President's Column - Enough is Enough
Late last year a good friend and I were having a quiet drink in an
I took most of it with a grain of salt – but one phrase has stuck with me. Bishop Brian continually said of the current social environment
I was reminded of this phrase last Wednesday. If you are follower of my columns (which I can only imagine most of you are…), you will have noticed that I am quite a big supporter of the staff industrial action. I have continually bleated on about how staff pay is directly linked to the value of students’ education and subsequent qualifications. In fact, two weeks ago I myself was standing on the AUS picket line in the cold and rain with fellow exec members, NZUSA Federation Officers, and students.
However, last Wednesday AUS had a “lightning strike” outside the library. This involved staff from the library walking off the job and picketing in the library foyer. They are perfectly entitled to do this under the Employment Relations Act 2000, and I respect this.
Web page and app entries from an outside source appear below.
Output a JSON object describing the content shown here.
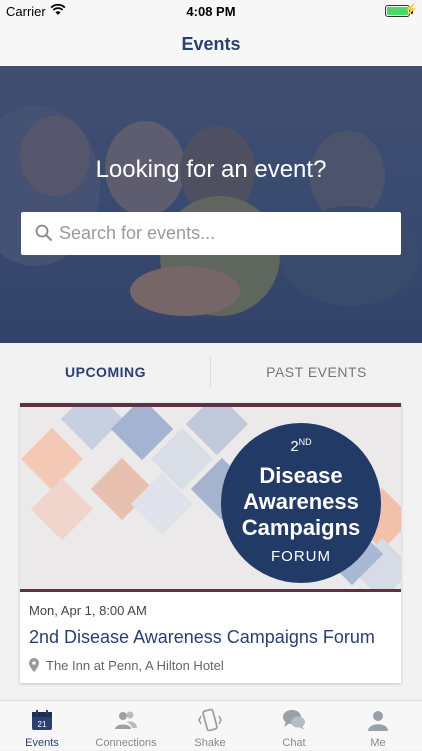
{
  "status_bar": {
    "carrier": "Carrier",
    "time": "4:08 PM"
  },
  "nav": {
    "title": "Events"
  },
  "hero": {
    "title": "Looking for an event?",
    "search_placeholder": "Search for events..."
  },
  "tabs": {
    "upcoming": "UPCOMING",
    "past": "PAST EVENTS"
  },
  "event": {
    "image": {
      "ordinal": "2",
      "ordinal_suffix": "ND",
      "line1": "Disease",
      "line2": "Awareness",
      "line3": "Campaigns",
      "forum": "FORUM"
    },
    "date": "Mon, Apr 1, 8:00 AM",
    "title": "2nd Disease Awareness Campaigns Forum",
    "location": "The Inn at Penn, A Hilton Hotel"
  },
  "tab_bar": {
    "items": [
      {
        "label": "Events",
        "icon": "calendar-icon",
        "badge": "21"
      },
      {
        "label": "Connections",
        "icon": "people-icon"
      },
      {
        "label": "Shake",
        "icon": "phone-shake-icon"
      },
      {
        "label": "Chat",
        "icon": "chat-bubbles-icon"
      },
      {
        "label": "Me",
        "icon": "person-icon"
      }
    ]
  },
  "colors": {
    "primary": "#2c4070",
    "accent_bar": "#5b3342",
    "battery": "#4cd964"
  }
}
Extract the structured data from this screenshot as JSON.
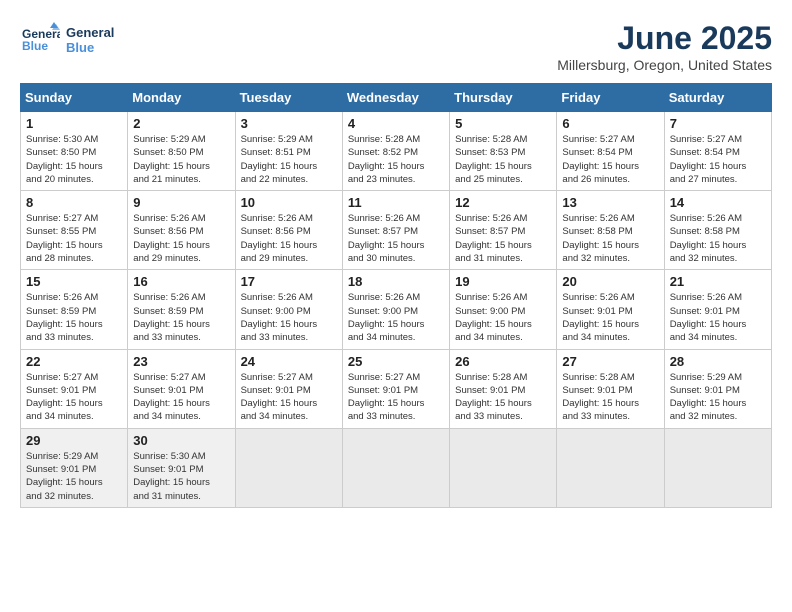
{
  "header": {
    "logo_line1": "General",
    "logo_line2": "Blue",
    "month_title": "June 2025",
    "location": "Millersburg, Oregon, United States"
  },
  "weekdays": [
    "Sunday",
    "Monday",
    "Tuesday",
    "Wednesday",
    "Thursday",
    "Friday",
    "Saturday"
  ],
  "weeks": [
    [
      {
        "day": "1",
        "info": "Sunrise: 5:30 AM\nSunset: 8:50 PM\nDaylight: 15 hours\nand 20 minutes."
      },
      {
        "day": "2",
        "info": "Sunrise: 5:29 AM\nSunset: 8:50 PM\nDaylight: 15 hours\nand 21 minutes."
      },
      {
        "day": "3",
        "info": "Sunrise: 5:29 AM\nSunset: 8:51 PM\nDaylight: 15 hours\nand 22 minutes."
      },
      {
        "day": "4",
        "info": "Sunrise: 5:28 AM\nSunset: 8:52 PM\nDaylight: 15 hours\nand 23 minutes."
      },
      {
        "day": "5",
        "info": "Sunrise: 5:28 AM\nSunset: 8:53 PM\nDaylight: 15 hours\nand 25 minutes."
      },
      {
        "day": "6",
        "info": "Sunrise: 5:27 AM\nSunset: 8:54 PM\nDaylight: 15 hours\nand 26 minutes."
      },
      {
        "day": "7",
        "info": "Sunrise: 5:27 AM\nSunset: 8:54 PM\nDaylight: 15 hours\nand 27 minutes."
      }
    ],
    [
      {
        "day": "8",
        "info": "Sunrise: 5:27 AM\nSunset: 8:55 PM\nDaylight: 15 hours\nand 28 minutes."
      },
      {
        "day": "9",
        "info": "Sunrise: 5:26 AM\nSunset: 8:56 PM\nDaylight: 15 hours\nand 29 minutes."
      },
      {
        "day": "10",
        "info": "Sunrise: 5:26 AM\nSunset: 8:56 PM\nDaylight: 15 hours\nand 29 minutes."
      },
      {
        "day": "11",
        "info": "Sunrise: 5:26 AM\nSunset: 8:57 PM\nDaylight: 15 hours\nand 30 minutes."
      },
      {
        "day": "12",
        "info": "Sunrise: 5:26 AM\nSunset: 8:57 PM\nDaylight: 15 hours\nand 31 minutes."
      },
      {
        "day": "13",
        "info": "Sunrise: 5:26 AM\nSunset: 8:58 PM\nDaylight: 15 hours\nand 32 minutes."
      },
      {
        "day": "14",
        "info": "Sunrise: 5:26 AM\nSunset: 8:58 PM\nDaylight: 15 hours\nand 32 minutes."
      }
    ],
    [
      {
        "day": "15",
        "info": "Sunrise: 5:26 AM\nSunset: 8:59 PM\nDaylight: 15 hours\nand 33 minutes."
      },
      {
        "day": "16",
        "info": "Sunrise: 5:26 AM\nSunset: 8:59 PM\nDaylight: 15 hours\nand 33 minutes."
      },
      {
        "day": "17",
        "info": "Sunrise: 5:26 AM\nSunset: 9:00 PM\nDaylight: 15 hours\nand 33 minutes."
      },
      {
        "day": "18",
        "info": "Sunrise: 5:26 AM\nSunset: 9:00 PM\nDaylight: 15 hours\nand 34 minutes."
      },
      {
        "day": "19",
        "info": "Sunrise: 5:26 AM\nSunset: 9:00 PM\nDaylight: 15 hours\nand 34 minutes."
      },
      {
        "day": "20",
        "info": "Sunrise: 5:26 AM\nSunset: 9:01 PM\nDaylight: 15 hours\nand 34 minutes."
      },
      {
        "day": "21",
        "info": "Sunrise: 5:26 AM\nSunset: 9:01 PM\nDaylight: 15 hours\nand 34 minutes."
      }
    ],
    [
      {
        "day": "22",
        "info": "Sunrise: 5:27 AM\nSunset: 9:01 PM\nDaylight: 15 hours\nand 34 minutes."
      },
      {
        "day": "23",
        "info": "Sunrise: 5:27 AM\nSunset: 9:01 PM\nDaylight: 15 hours\nand 34 minutes."
      },
      {
        "day": "24",
        "info": "Sunrise: 5:27 AM\nSunset: 9:01 PM\nDaylight: 15 hours\nand 34 minutes."
      },
      {
        "day": "25",
        "info": "Sunrise: 5:27 AM\nSunset: 9:01 PM\nDaylight: 15 hours\nand 33 minutes."
      },
      {
        "day": "26",
        "info": "Sunrise: 5:28 AM\nSunset: 9:01 PM\nDaylight: 15 hours\nand 33 minutes."
      },
      {
        "day": "27",
        "info": "Sunrise: 5:28 AM\nSunset: 9:01 PM\nDaylight: 15 hours\nand 33 minutes."
      },
      {
        "day": "28",
        "info": "Sunrise: 5:29 AM\nSunset: 9:01 PM\nDaylight: 15 hours\nand 32 minutes."
      }
    ],
    [
      {
        "day": "29",
        "info": "Sunrise: 5:29 AM\nSunset: 9:01 PM\nDaylight: 15 hours\nand 32 minutes."
      },
      {
        "day": "30",
        "info": "Sunrise: 5:30 AM\nSunset: 9:01 PM\nDaylight: 15 hours\nand 31 minutes."
      },
      {
        "day": "",
        "info": ""
      },
      {
        "day": "",
        "info": ""
      },
      {
        "day": "",
        "info": ""
      },
      {
        "day": "",
        "info": ""
      },
      {
        "day": "",
        "info": ""
      }
    ]
  ]
}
What I don’t respect is the tactic employed on Wednesday. Students were physically stopped from entering the library, and those that were able to force their way through the picket line were physically and verbally abuse with cries of “SHAME!”. Campus Care had to be called to escort students through the picket line and into the library – the whole scene resembled the de-segregation of universities in the
As this was a “lightning strike”. There was no way students could have planned ahead of time, so they wouldn’t have to go to the library. If a student had an assignment due the next day, and were (as most of us always are) doing it at the “eleventh hour”, they were screwed. Simple.
Once again students are caught in the middle of a despite between the university and staff. This is a message to AUS and University Management: ENOUGH IS ENOUGH.
This strike has already cost students in terms of missed classes and study time. It is now time that AUS and Pat Walsh put their differences aside and get back to the negotiating table for the good of the students and the university. The government has demonstrated that it is willing to attend tripartite talks – it is now time to resolve this issue so students, who have to pay exorbitant fees to attend classes, are no longer disadvantaged like this.
I have regular meeting with AUS Victoria, where they constantly ask for student support for their action. My message for AUS now is; they’ve got a long way to go until they’ll get it.